---- Data to use

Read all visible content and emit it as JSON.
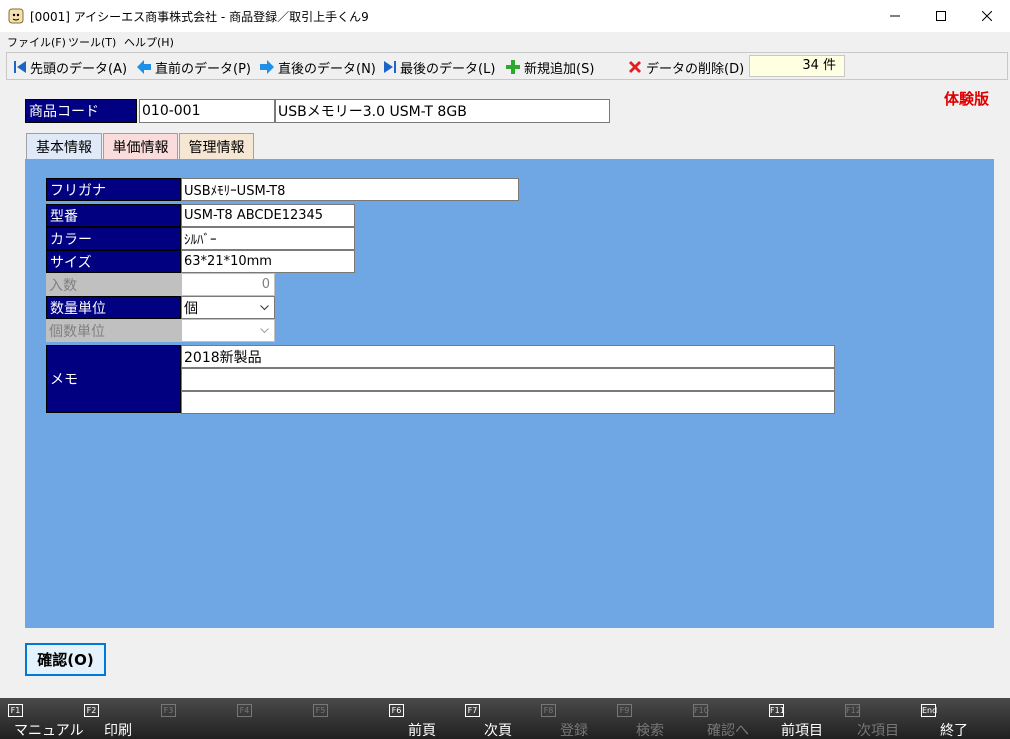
{
  "window": {
    "title": "[0001] アイシーエス商事株式会社 - 商品登録／取引上手くん9"
  },
  "menu": [
    {
      "label": "ファイル(F)"
    },
    {
      "label": "ツール(T)"
    },
    {
      "label": "ヘルプ(H)"
    }
  ],
  "toolbar": {
    "first_label": "先頭のデータ(A)",
    "prev_label": "直前のデータ(P)",
    "next_label": "直後のデータ(N)",
    "last_label": "最後のデータ(L)",
    "add_label": "新規追加(S)",
    "delete_label": "データの削除(D)",
    "record_count": "34 件"
  },
  "trial_label": "体験版",
  "product": {
    "code_label": "商品コード",
    "code": "010-001",
    "name": "USBメモリー3.0 USM-T 8GB"
  },
  "tabs": [
    {
      "label": "基本情報",
      "active": true
    },
    {
      "label": "単価情報",
      "active": false
    },
    {
      "label": "管理情報",
      "active": false
    }
  ],
  "form": {
    "furigana_label": "フリガナ",
    "furigana": "USBﾒﾓﾘｰUSM-T8",
    "model_label": "型番",
    "model": "USM-T8 ABCDE12345",
    "color_label": "カラー",
    "color": "ｼﾙﾊﾞｰ",
    "size_label": "サイズ",
    "size": "63*21*10mm",
    "qty_label": "入数",
    "qty": "0",
    "unit_label": "数量単位",
    "unit": "個",
    "pieces_unit_label": "個数単位",
    "pieces_unit": "",
    "memo_label": "メモ",
    "memo_lines": [
      "2018新製品",
      "",
      ""
    ]
  },
  "confirm_label": "確認(O)",
  "fkeys": [
    {
      "key": "F1",
      "label": "マニュアル",
      "enabled": true
    },
    {
      "key": "F2",
      "label": "印刷",
      "enabled": true
    },
    {
      "key": "F3",
      "label": "",
      "enabled": false
    },
    {
      "key": "F4",
      "label": "",
      "enabled": false
    },
    {
      "key": "F5",
      "label": "",
      "enabled": false
    },
    {
      "key": "F6",
      "label": "前頁",
      "enabled": true
    },
    {
      "key": "F7",
      "label": "次頁",
      "enabled": true
    },
    {
      "key": "F8",
      "label": "登録",
      "enabled": false
    },
    {
      "key": "F9",
      "label": "検索",
      "enabled": false
    },
    {
      "key": "F10",
      "label": "確認へ",
      "enabled": false
    },
    {
      "key": "F11",
      "label": "前項目",
      "enabled": true
    },
    {
      "key": "F12",
      "label": "次項目",
      "enabled": false
    },
    {
      "key": "End",
      "label": "終了",
      "enabled": true
    }
  ],
  "colors": {
    "label_navy": "#000080",
    "panel_blue": "#6fa6e4",
    "trial_red": "#e00000",
    "count_bg": "#ffffe1"
  }
}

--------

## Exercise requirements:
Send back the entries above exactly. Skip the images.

## Worked solution:
Read all visible content and emit it as JSON.
{
  "window": {
    "title": "[0001] アイシーエス商事株式会社 - 商品登録／取引上手くん9"
  },
  "menu": [
    {
      "label": "ファイル(F)"
    },
    {
      "label": "ツール(T)"
    },
    {
      "label": "ヘルプ(H)"
    }
  ],
  "toolbar": {
    "first_label": "先頭のデータ(A)",
    "prev_label": "直前のデータ(P)",
    "next_label": "直後のデータ(N)",
    "last_label": "最後のデータ(L)",
    "add_label": "新規追加(S)",
    "delete_label": "データの削除(D)",
    "record_count": "34 件"
  },
  "trial_label": "体験版",
  "product": {
    "code_label": "商品コード",
    "code": "010-001",
    "name": "USBメモリー3.0 USM-T 8GB"
  },
  "tabs": [
    {
      "label": "基本情報",
      "active": true
    },
    {
      "label": "単価情報",
      "active": false
    },
    {
      "label": "管理情報",
      "active": false
    }
  ],
  "form": {
    "furigana_label": "フリガナ",
    "furigana": "USBﾒﾓﾘｰUSM-T8",
    "model_label": "型番",
    "model": "USM-T8 ABCDE12345",
    "color_label": "カラー",
    "color": "ｼﾙﾊﾞｰ",
    "size_label": "サイズ",
    "size": "63*21*10mm",
    "qty_label": "入数",
    "qty": "0",
    "unit_label": "数量単位",
    "unit": "個",
    "pieces_unit_label": "個数単位",
    "pieces_unit": "",
    "memo_label": "メモ",
    "memo_lines": [
      "2018新製品",
      "",
      ""
    ]
  },
  "confirm_label": "確認(O)",
  "fkeys": [
    {
      "key": "F1",
      "label": "マニュアル",
      "enabled": true
    },
    {
      "key": "F2",
      "label": "印刷",
      "enabled": true
    },
    {
      "key": "F3",
      "label": "",
      "enabled": false
    },
    {
      "key": "F4",
      "label": "",
      "enabled": false
    },
    {
      "key": "F5",
      "label": "",
      "enabled": false
    },
    {
      "key": "F6",
      "label": "前頁",
      "enabled": true
    },
    {
      "key": "F7",
      "label": "次頁",
      "enabled": true
    },
    {
      "key": "F8",
      "label": "登録",
      "enabled": false
    },
    {
      "key": "F9",
      "label": "検索",
      "enabled": false
    },
    {
      "key": "F10",
      "label": "確認へ",
      "enabled": false
    },
    {
      "key": "F11",
      "label": "前項目",
      "enabled": true
    },
    {
      "key": "F12",
      "label": "次項目",
      "enabled": false
    },
    {
      "key": "End",
      "label": "終了",
      "enabled": true
    }
  ],
  "colors": {
    "label_navy": "#000080",
    "panel_blue": "#6fa6e4",
    "trial_red": "#e00000",
    "count_bg": "#ffffe1"
  }
}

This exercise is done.